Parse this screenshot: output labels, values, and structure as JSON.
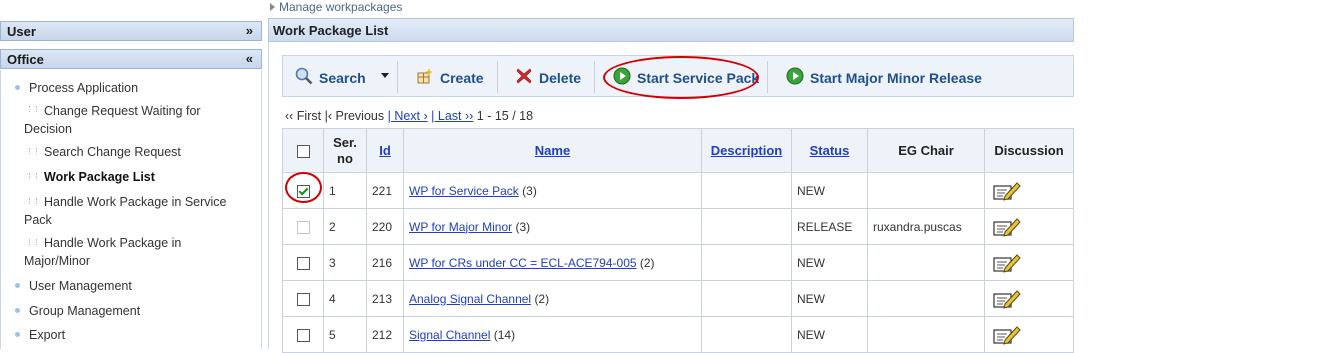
{
  "breadcrumb": {
    "label": "Manage workpackages"
  },
  "sidebar": {
    "user_panel": {
      "title": "User",
      "toggle": "»"
    },
    "office_panel": {
      "title": "Office",
      "toggle": "«"
    },
    "items": [
      {
        "label": "Process Application"
      },
      {
        "label": "Change Request Waiting for"
      },
      {
        "label": "Decision"
      },
      {
        "label": "Search Change Request"
      },
      {
        "label": "Work Package List"
      },
      {
        "label": "Handle Work Package in Service"
      },
      {
        "label": "Pack"
      },
      {
        "label": "Handle Work Package in"
      },
      {
        "label": "Major/Minor"
      },
      {
        "label": "User Management"
      },
      {
        "label": "Group Management"
      },
      {
        "label": "Export"
      }
    ]
  },
  "main": {
    "title": "Work Package List"
  },
  "toolbar": {
    "search": "Search",
    "create": "Create",
    "delete": "Delete",
    "start_service_pack": "Start Service Pack",
    "start_major_minor": "Start Major Minor Release"
  },
  "pager": {
    "first": "‹‹ First",
    "previous": "|‹ Previous",
    "next": "| Next ›",
    "last": "| Last ››",
    "range": "1 - 15 / 18"
  },
  "table": {
    "headers": {
      "serno_line1": "Ser.",
      "serno_line2": "no",
      "id": "Id",
      "name": "Name",
      "description": "Description",
      "status": "Status",
      "eg_chair": "EG Chair",
      "discussion": "Discussion"
    },
    "rows": [
      {
        "checked": true,
        "disabled": false,
        "serno": "1",
        "id": "221",
        "name": "WP for Service Pack",
        "count": "(3)",
        "description": "",
        "status": "NEW",
        "eg_chair": ""
      },
      {
        "checked": false,
        "disabled": true,
        "serno": "2",
        "id": "220",
        "name": "WP for Major Minor",
        "count": "(3)",
        "description": "",
        "status": "RELEASE",
        "eg_chair": "ruxandra.puscas"
      },
      {
        "checked": false,
        "disabled": false,
        "serno": "3",
        "id": "216",
        "name": "WP for CRs under CC = ECL-ACE794-005",
        "count": "(2)",
        "description": "",
        "status": "NEW",
        "eg_chair": ""
      },
      {
        "checked": false,
        "disabled": false,
        "serno": "4",
        "id": "213",
        "name": "Analog Signal Channel",
        "count": "(2)",
        "description": "",
        "status": "NEW",
        "eg_chair": ""
      },
      {
        "checked": false,
        "disabled": false,
        "serno": "5",
        "id": "212",
        "name": "Signal Channel",
        "count": "(14)",
        "description": "",
        "status": "NEW",
        "eg_chair": ""
      }
    ]
  },
  "colors": {
    "accent_blue": "#1f3fbf",
    "annotation_red": "#d40000",
    "panel_header": "#c6d6eb"
  },
  "icons": [
    "search-icon",
    "create-icon",
    "delete-icon",
    "play-icon",
    "discussion-edit-icon"
  ]
}
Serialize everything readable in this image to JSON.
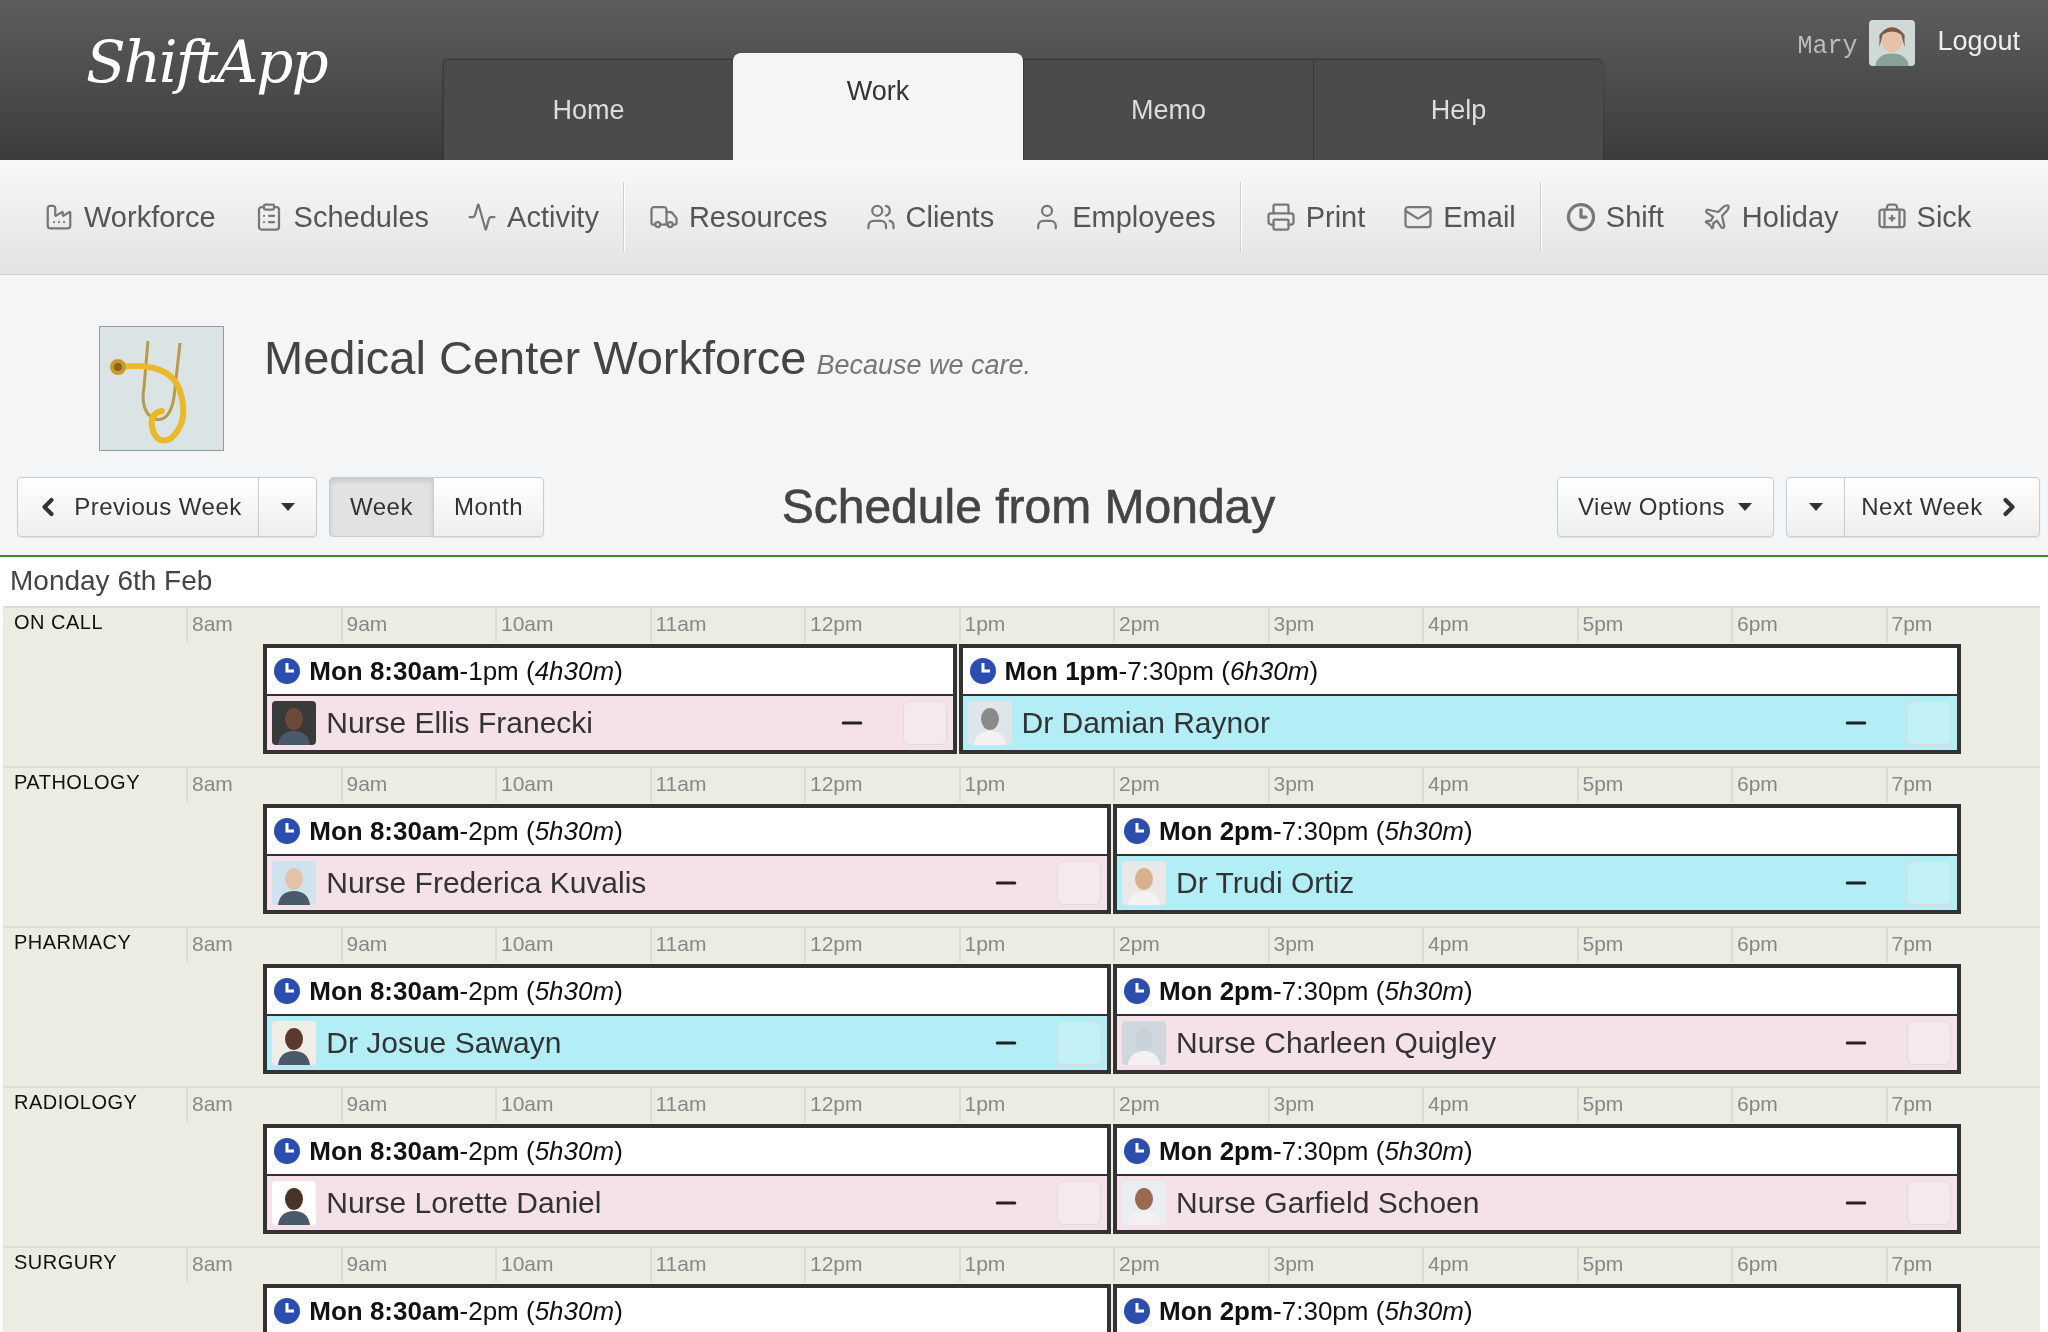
{
  "app": {
    "logo": "ShiftApp",
    "tabs": [
      {
        "label": "Home",
        "selected": false
      },
      {
        "label": "Work",
        "selected": true
      },
      {
        "label": "Memo",
        "selected": false
      },
      {
        "label": "Help",
        "selected": false
      }
    ],
    "user": {
      "name": "Mary",
      "logout": "Logout"
    }
  },
  "toolbar": {
    "groups": [
      {
        "items": [
          "Workforce",
          "Schedules",
          "Activity"
        ]
      },
      {
        "items": [
          "Resources",
          "Clients",
          "Employees"
        ]
      },
      {
        "items": [
          "Print",
          "Email"
        ]
      },
      {
        "items": [
          "Shift",
          "Holiday",
          "Sick"
        ]
      }
    ]
  },
  "organization": {
    "title": "Medical Center Workforce",
    "tagline": "Because we care."
  },
  "controls": {
    "previous": "Previous Week",
    "views": [
      {
        "label": "Week",
        "selected": true
      },
      {
        "label": "Month",
        "selected": false
      }
    ],
    "heading": "Schedule from Monday",
    "view_options": "View Options",
    "next": "Next Week"
  },
  "schedule": {
    "date": "Monday 6th Feb",
    "sections": [
      {
        "name": "ON CALL",
        "hours": [
          "8am",
          "9am",
          "10am",
          "11am",
          "12pm",
          "1pm",
          "2pm",
          "3pm",
          "4pm",
          "5pm",
          "6pm",
          "7pm"
        ],
        "shifts": [
          {
            "time": "**Mon 8:30am**-1pm (*4h30m*)",
            "employee": {
              "name": "Nurse Ellis Franecki",
              "color": "#f5e1ea",
              "checked": false
            }
          },
          {
            "time": "**Mon 1pm**-7:30pm (*6h30m*)",
            "employee": {
              "name": "Dr Damian Raynor",
              "color": "#b3eef6",
              "checked": false
            }
          }
        ]
      },
      {
        "name": "PATHOLOGY",
        "hours": [
          "8am",
          "9am",
          "10am",
          "11am",
          "12pm",
          "1pm",
          "2pm",
          "3pm",
          "4pm",
          "5pm",
          "6pm",
          "7pm"
        ],
        "shifts": [
          {
            "time": "**Mon 8:30am**-2pm (*5h30m*)",
            "employee": {
              "name": "Nurse Frederica Kuvalis",
              "color": "#f5e1ea",
              "checked": false
            }
          },
          {
            "time": "**Mon 2pm**-7:30pm (*5h30m*)",
            "employee": {
              "name": "Dr Trudi Ortiz",
              "color": "#b3eef6",
              "checked": false
            }
          }
        ]
      },
      {
        "name": "PHARMACY",
        "hours": [
          "8am",
          "9am",
          "10am",
          "11am",
          "12pm",
          "1pm",
          "2pm",
          "3pm",
          "4pm",
          "5pm",
          "6pm",
          "7pm"
        ],
        "shifts": [
          {
            "time": "**Mon 8:30am**-2pm (*5h30m*)",
            "employee": {
              "name": "Dr Josue Sawayn",
              "color": "#b3eef6",
              "checked": false
            }
          },
          {
            "time": "**Mon 2pm**-7:30pm (*5h30m*)",
            "employee": {
              "name": "Nurse Charleen Quigley",
              "color": "#f5e1ea",
              "checked": false
            }
          }
        ]
      },
      {
        "name": "RADIOLOGY",
        "hours": [
          "8am",
          "9am",
          "10am",
          "11am",
          "12pm",
          "1pm",
          "2pm",
          "3pm",
          "4pm",
          "5pm",
          "6pm",
          "7pm"
        ],
        "shifts": [
          {
            "time": "**Mon 8:30am**-2pm (*5h30m*)",
            "employee": {
              "name": "Nurse Lorette Daniel",
              "color": "#f5e1ea",
              "checked": false
            }
          },
          {
            "time": "**Mon 2pm**-7:30pm (*5h30m*)",
            "employee": {
              "name": "Nurse Garfield Schoen",
              "color": "#f5e1ea",
              "checked": false
            }
          }
        ]
      },
      {
        "name": "SURGURY",
        "hours": [
          "8am",
          "9am",
          "10am",
          "11am",
          "12pm",
          "1pm",
          "2pm",
          "3pm",
          "4pm",
          "5pm",
          "6pm",
          "7pm"
        ],
        "shifts": [
          {
            "time": "**Mon 8:30am**-2pm (*5h30m*)"
          },
          {
            "time": "**Mon 2pm**-7:30pm (*5h30m*)"
          }
        ]
      }
    ]
  }
}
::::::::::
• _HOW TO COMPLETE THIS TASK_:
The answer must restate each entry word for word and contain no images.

• _RESPONSE AREA_:
Parse this screenshot: output labels, values, and structure as JSON.
{
  "breadcrumb": {
    "label": "Manage workpackages"
  },
  "sidebar": {
    "user_panel": {
      "title": "User",
      "toggle": "»"
    },
    "office_panel": {
      "title": "Office",
      "toggle": "«"
    },
    "items": [
      {
        "label": "Process Application"
      },
      {
        "label": "Change Request Waiting for"
      },
      {
        "label": "Decision"
      },
      {
        "label": "Search Change Request"
      },
      {
        "label": "Work Package List"
      },
      {
        "label": "Handle Work Package in Service"
      },
      {
        "label": "Pack"
      },
      {
        "label": "Handle Work Package in"
      },
      {
        "label": "Major/Minor"
      },
      {
        "label": "User Management"
      },
      {
        "label": "Group Management"
      },
      {
        "label": "Export"
      }
    ]
  },
  "main": {
    "title": "Work Package List"
  },
  "toolbar": {
    "search": "Search",
    "create": "Create",
    "delete": "Delete",
    "start_service_pack": "Start Service Pack",
    "start_major_minor": "Start Major Minor Release"
  },
  "pager": {
    "first": "‹‹ First",
    "previous": "|‹ Previous",
    "next": "| Next ›",
    "last": "| Last ››",
    "range": "1 - 15 / 18"
  },
  "table": {
    "headers": {
      "serno_line1": "Ser.",
      "serno_line2": "no",
      "id": "Id",
      "name": "Name",
      "description": "Description",
      "status": "Status",
      "eg_chair": "EG Chair",
      "discussion": "Discussion"
    },
    "rows": [
      {
        "checked": true,
        "disabled": false,
        "serno": "1",
        "id": "221",
        "name": "WP for Service Pack",
        "count": "(3)",
        "description": "",
        "status": "NEW",
        "eg_chair": ""
      },
      {
        "checked": false,
        "disabled": true,
        "serno": "2",
        "id": "220",
        "name": "WP for Major Minor",
        "count": "(3)",
        "description": "",
        "status": "RELEASE",
        "eg_chair": "ruxandra.puscas"
      },
      {
        "checked": false,
        "disabled": false,
        "serno": "3",
        "id": "216",
        "name": "WP for CRs under CC = ECL-ACE794-005",
        "count": "(2)",
        "description": "",
        "status": "NEW",
        "eg_chair": ""
      },
      {
        "checked": false,
        "disabled": false,
        "serno": "4",
        "id": "213",
        "name": "Analog Signal Channel",
        "count": "(2)",
        "description": "",
        "status": "NEW",
        "eg_chair": ""
      },
      {
        "checked": false,
        "disabled": false,
        "serno": "5",
        "id": "212",
        "name": "Signal Channel",
        "count": "(14)",
        "description": "",
        "status": "NEW",
        "eg_chair": ""
      }
    ]
  },
  "colors": {
    "accent_blue": "#1f3fbf",
    "annotation_red": "#d40000",
    "panel_header": "#c6d6eb"
  },
  "icons": [
    "search-icon",
    "create-icon",
    "delete-icon",
    "play-icon",
    "discussion-edit-icon"
  ]
}
Serialize everything readable in this image to JSON.
{
  "app": {
    "logo": "ShiftApp",
    "tabs": [
      {
        "label": "Home",
        "selected": false
      },
      {
        "label": "Work",
        "selected": true
      },
      {
        "label": "Memo",
        "selected": false
      },
      {
        "label": "Help",
        "selected": false
      }
    ],
    "user": {
      "name": "Mary",
      "logout": "Logout"
    }
  },
  "toolbar": {
    "groups": [
      {
        "items": [
          "Workforce",
          "Schedules",
          "Activity"
        ]
      },
      {
        "items": [
          "Resources",
          "Clients",
          "Employees"
        ]
      },
      {
        "items": [
          "Print",
          "Email"
        ]
      },
      {
        "items": [
          "Shift",
          "Holiday",
          "Sick"
        ]
      }
    ]
  },
  "organization": {
    "title": "Medical Center Workforce",
    "tagline": "Because we care."
  },
  "controls": {
    "previous": "Previous Week",
    "views": [
      {
        "label": "Week",
        "selected": true
      },
      {
        "label": "Month",
        "selected": false
      }
    ],
    "heading": "Schedule from Monday",
    "view_options": "View Options",
    "next": "Next Week"
  },
  "schedule": {
    "date": "Monday 6th Feb",
    "sections": [
      {
        "name": "ON CALL",
        "hours": [
          "8am",
          "9am",
          "10am",
          "11am",
          "12pm",
          "1pm",
          "2pm",
          "3pm",
          "4pm",
          "5pm",
          "6pm",
          "7pm"
        ],
        "shifts": [
          {
            "time": "**Mon 8:30am**-1pm (*4h30m*)",
            "employee": {
              "name": "Nurse Ellis Franecki",
              "color": "#f5e1ea",
              "checked": false
            }
          },
          {
            "time": "**Mon 1pm**-7:30pm (*6h30m*)",
            "employee": {
              "name": "Dr Damian Raynor",
              "color": "#b3eef6",
              "checked": false
            }
          }
        ]
      },
      {
        "name": "PATHOLOGY",
        "hours": [
          "8am",
          "9am",
          "10am",
          "11am",
          "12pm",
          "1pm",
          "2pm",
          "3pm",
          "4pm",
          "5pm",
          "6pm",
          "7pm"
        ],
        "shifts": [
          {
            "time": "**Mon 8:30am**-2pm (*5h30m*)",
            "employee": {
              "name": "Nurse Frederica Kuvalis",
              "color": "#f5e1ea",
              "checked": false
            }
          },
          {
            "time": "**Mon 2pm**-7:30pm (*5h30m*)",
            "employee": {
              "name": "Dr Trudi Ortiz",
              "color": "#b3eef6",
              "checked": false
            }
          }
        ]
      },
      {
        "name": "PHARMACY",
        "hours": [
          "8am",
          "9am",
          "10am",
          "11am",
          "12pm",
          "1pm",
          "2pm",
          "3pm",
          "4pm",
          "5pm",
          "6pm",
          "7pm"
        ],
        "shifts": [
          {
            "time": "**Mon 8:30am**-2pm (*5h30m*)",
            "employee": {
              "name": "Dr Josue Sawayn",
              "color": "#b3eef6",
              "checked": false
            }
          },
          {
            "time": "**Mon 2pm**-7:30pm (*5h30m*)",
            "employee": {
              "name": "Nurse Charleen Quigley",
              "color": "#f5e1ea",
              "checked": false
            }
          }
        ]
      },
      {
        "name": "RADIOLOGY",
        "hours": [
          "8am",
          "9am",
          "10am",
          "11am",
          "12pm",
          "1pm",
          "2pm",
          "3pm",
          "4pm",
          "5pm",
          "6pm",
          "7pm"
        ],
        "shifts": [
          {
            "time": "**Mon 8:30am**-2pm (*5h30m*)",
            "employee": {
              "name": "Nurse Lorette Daniel",
              "color": "#f5e1ea",
              "checked": false
            }
          },
          {
            "time": "**Mon 2pm**-7:30pm (*5h30m*)",
            "employee": {
              "name": "Nurse Garfield Schoen",
              "color": "#f5e1ea",
              "checked": false
            }
          }
        ]
      },
      {
        "name": "SURGURY",
        "hours": [
          "8am",
          "9am",
          "10am",
          "11am",
          "12pm",
          "1pm",
          "2pm",
          "3pm",
          "4pm",
          "5pm",
          "6pm",
          "7pm"
        ],
        "shifts": [
          {
            "time": "**Mon 8:30am**-2pm (*5h30m*)"
          },
          {
            "time": "**Mon 2pm**-7:30pm (*5h30m*)"
          }
        ]
      }
    ]
  }
}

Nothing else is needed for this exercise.